This was a humble, family-owned restaurant.  The wife takes the orders and cleans the tables and the husband makes the pizzas. We didn’t interact with him much, but I saw him deftly rolling out the dough and putting on the toppings when I went inside to use the restroom.  The lady was really really nice and spoke only in Italian. I was very surprised that the language was very similar to Spanish and quickly realized that I could get away easily with speaking Spanish to communicate!  My brain was hurting from speaking French ever since landing in Geneva.  We saw the husband casually walking their children home after he was done making pizzas.

We were never rushed out and people all around us were sticking around to chat, drink coffee/wine, smoke, or sit quietly on their phones in the nice evening weather. Also, we noticed that people eat A LOT here. This chic old couple polished off two whole pizzas next to us, and a table of two younger boys did the same. We also noticed that people eat very late here; it did not seem uncommon to sit down to dinner past 8 PM, and then proceed to hang around for at least two hours thereafter.  This was clearly a local's spot.

Our tiredness had finally become a reality by the time we dragged ourselves to Hotel Edelweiss, where we now had two nights booked. We checked in and they did give us the same room for both nights, hurray!  We couldn’t believe what we had been through in one day - Refuge des Mottets seemed like a distant memory.

Finally, we showered and hand washed the laundry (we really gotta commend ourselves on how good we’ve been about that).  We also admired the glass carafe, the feminine product disposal baggies by the toilet, the trapezoidal wooden doors, the old-fashioned brass room keys, and the big wall unit hair dryer.  So far, we were very intrigued by Italian culture and excited to bask in it all day the next day!

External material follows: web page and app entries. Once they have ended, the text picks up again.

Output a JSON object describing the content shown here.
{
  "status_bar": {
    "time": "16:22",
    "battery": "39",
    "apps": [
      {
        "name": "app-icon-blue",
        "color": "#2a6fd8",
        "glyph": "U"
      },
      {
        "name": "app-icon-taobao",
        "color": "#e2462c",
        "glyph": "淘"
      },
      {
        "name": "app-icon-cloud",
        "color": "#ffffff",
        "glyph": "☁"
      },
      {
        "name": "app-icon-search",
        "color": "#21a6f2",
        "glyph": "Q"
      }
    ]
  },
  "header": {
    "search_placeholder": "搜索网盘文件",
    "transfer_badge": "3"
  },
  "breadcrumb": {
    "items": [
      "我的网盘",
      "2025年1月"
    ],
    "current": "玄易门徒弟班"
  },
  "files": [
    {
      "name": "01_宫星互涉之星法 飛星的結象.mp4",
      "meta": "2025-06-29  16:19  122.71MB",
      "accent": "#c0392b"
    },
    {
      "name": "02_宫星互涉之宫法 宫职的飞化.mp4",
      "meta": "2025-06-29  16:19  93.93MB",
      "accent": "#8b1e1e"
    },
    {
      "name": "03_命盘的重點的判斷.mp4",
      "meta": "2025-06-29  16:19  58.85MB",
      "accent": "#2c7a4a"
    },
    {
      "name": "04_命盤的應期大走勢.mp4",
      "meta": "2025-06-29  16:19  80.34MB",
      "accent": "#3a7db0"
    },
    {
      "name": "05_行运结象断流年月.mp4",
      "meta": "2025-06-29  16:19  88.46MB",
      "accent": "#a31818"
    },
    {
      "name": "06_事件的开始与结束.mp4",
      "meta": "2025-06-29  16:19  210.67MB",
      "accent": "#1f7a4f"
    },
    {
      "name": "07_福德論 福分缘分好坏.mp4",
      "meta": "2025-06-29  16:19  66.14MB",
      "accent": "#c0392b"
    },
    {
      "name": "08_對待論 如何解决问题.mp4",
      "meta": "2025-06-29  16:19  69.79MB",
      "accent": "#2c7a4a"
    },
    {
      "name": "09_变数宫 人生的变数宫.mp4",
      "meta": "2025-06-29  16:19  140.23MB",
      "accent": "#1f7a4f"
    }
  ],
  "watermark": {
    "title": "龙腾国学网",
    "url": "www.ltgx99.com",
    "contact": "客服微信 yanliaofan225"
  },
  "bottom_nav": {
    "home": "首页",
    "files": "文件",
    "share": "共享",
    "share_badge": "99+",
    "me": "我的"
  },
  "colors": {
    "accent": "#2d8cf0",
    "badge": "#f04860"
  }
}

Previous Tour du Mont Blanc posts:

1 comment:

  1. Wes, I'm enjoying seeing your photos of this wonderful trip. Thanks for sharing.